Providence, R.I. — Nortek’s audio, video and control solutions (AVC) segment improved its operating results in the fourth quarter, and Nortek expects the segment’s operating performance “to continue to stabilize in 2015,” the company said in releasing fourth-quarter financial results.
AVC’s fourth-quarter improvement “reflected the strides we are making in the restructuring and repositioning of those businesses,” the company said without revealing the group’s fourth-quarter sales or operating results.
For the full year, however, AVC sales fell, and the group’s operating losses grew.
AVC’s 2014 sales grew 9.5 percent to $162.6 million following a 2013 drop of 9.2 percent to $179.7 million. The company previously reported that nine-month AVC sales were off 9.9 percent to $120.5 million.
AVC’s full-year operating losses grew to $19.2 million from a 2013 operating loss of $12.9 million and a 2012 operating loss of $2.1 million.
The AVC segment mainly consists of residential audio/video equipment (including architectural speakers and power conditioners) and home-control equipment, but it also includes professional video signal-management solutions. Brands include Elan, Niles, SpeakerCraft, Panamax, Proficient, and Xantech, TV One and Gefen.

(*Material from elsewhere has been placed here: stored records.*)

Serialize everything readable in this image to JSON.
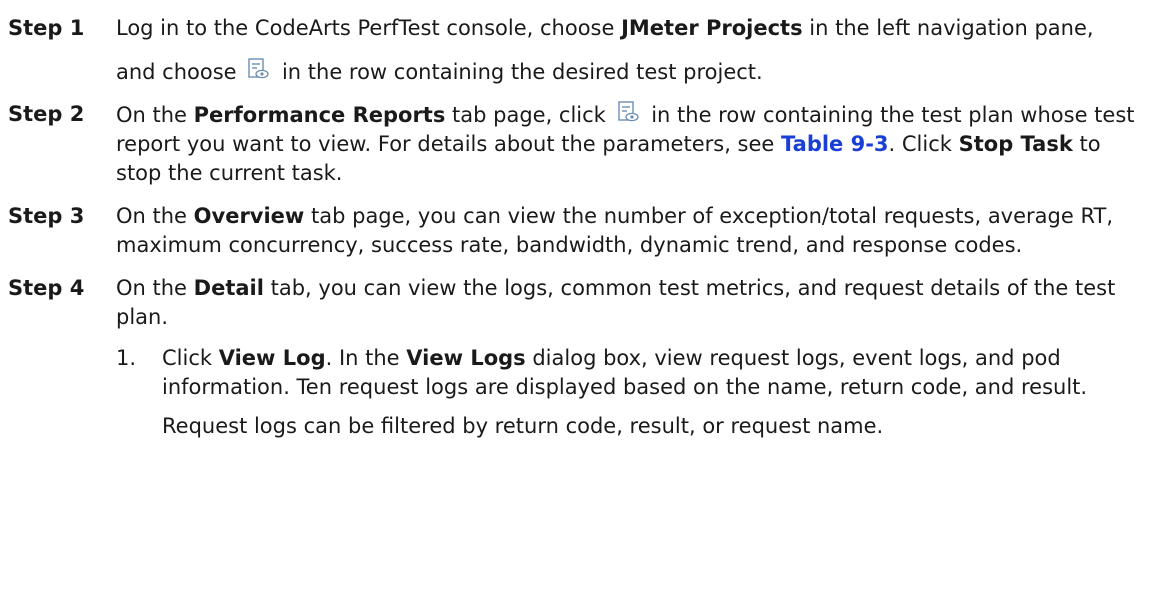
{
  "steps": [
    {
      "label": "Step 1",
      "t1": "Log in to the CodeArts PerfTest console, choose ",
      "b1": "JMeter Projects",
      "t2": " in the left navigation pane, and choose ",
      "t3": " in the row containing the desired test project.",
      "icon": "report-view-icon"
    },
    {
      "label": "Step 2",
      "t1": "On the ",
      "b1": "Performance Reports",
      "t2": " tab page, click ",
      "t3": " in the row containing the test plan whose test report you want to view. For details about the parameters, see ",
      "link": "Table 9-3",
      "t4": ". Click ",
      "b2": "Stop Task",
      "t5": " to stop the current task.",
      "icon": "report-view-icon"
    },
    {
      "label": "Step 3",
      "t1": "On the ",
      "b1": "Overview",
      "t2": " tab page, you can view the number of exception/total requests, average RT, maximum concurrency, success rate, bandwidth, dynamic trend, and response codes."
    },
    {
      "label": "Step 4",
      "t1": "On the ",
      "b1": "Detail",
      "t2": " tab, you can view the logs, common test metrics, and request details of the test plan.",
      "sub": {
        "num": "1.",
        "t1": "Click ",
        "b1": "View Log",
        "t2": ". In the ",
        "b2": "View Logs",
        "t3": " dialog box, view request logs, event logs, and pod information. Ten request logs are displayed based on the name, return code, and result.",
        "para": "Request logs can be filtered by return code, result, or request name."
      }
    }
  ],
  "colors": {
    "link": "#1a3fd6",
    "text": "#1a1a1a",
    "icon": "#6b8fb0"
  }
}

Consolidated Nortek sales for the full year were up 11.3 percent to $2.55 billion following 2012’s 3.9 percent gain, but net losses grew to $45.6 million from 2013’s net loss of $8.3 million. In 2012, Nortek posted net income of $9.5 million following net losses of $55.9 million and $13.4 million in 2011, and 2010, respectively.

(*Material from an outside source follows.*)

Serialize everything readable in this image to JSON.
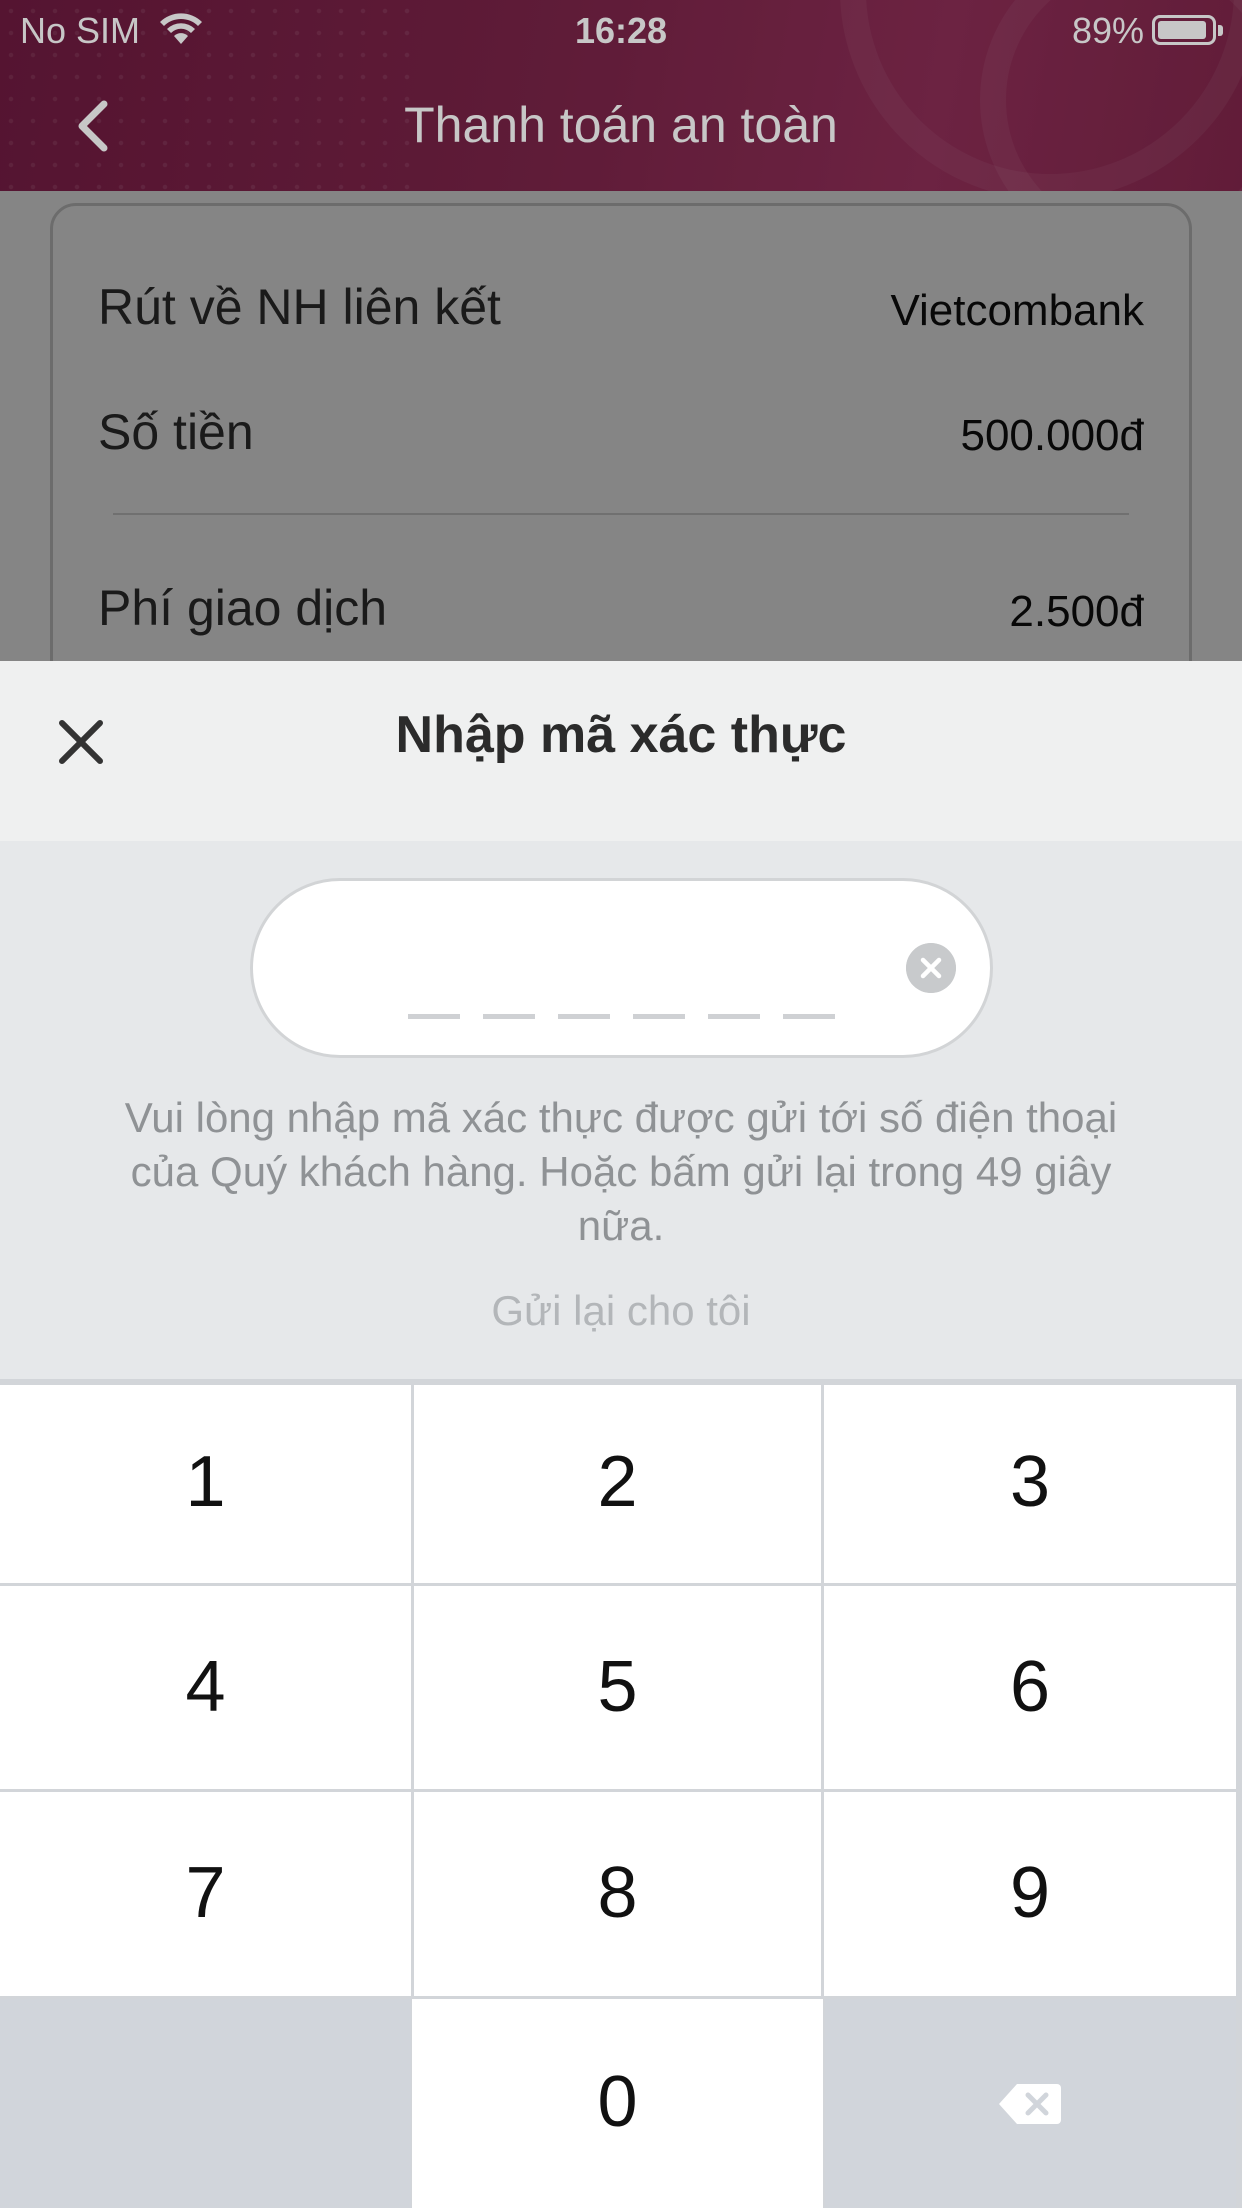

Nortek’s other businesses include residential and commercial HVAC, security, and ergonomic and productivity solutions, such as display mounts.
Like before, Nortek attributed AVC’s falling sales to declining demand “driven, in part, by technology changes that affect certain product categories that the businesses compete in.” The changes “caused demand to shift from certain of our legacy products to newer technologies.”
Another factor was “sales discounts offered on certain legacy products and inefficiencies experienced in the combination of certain businesses as well as the shifting of logistics to a third-party provider.”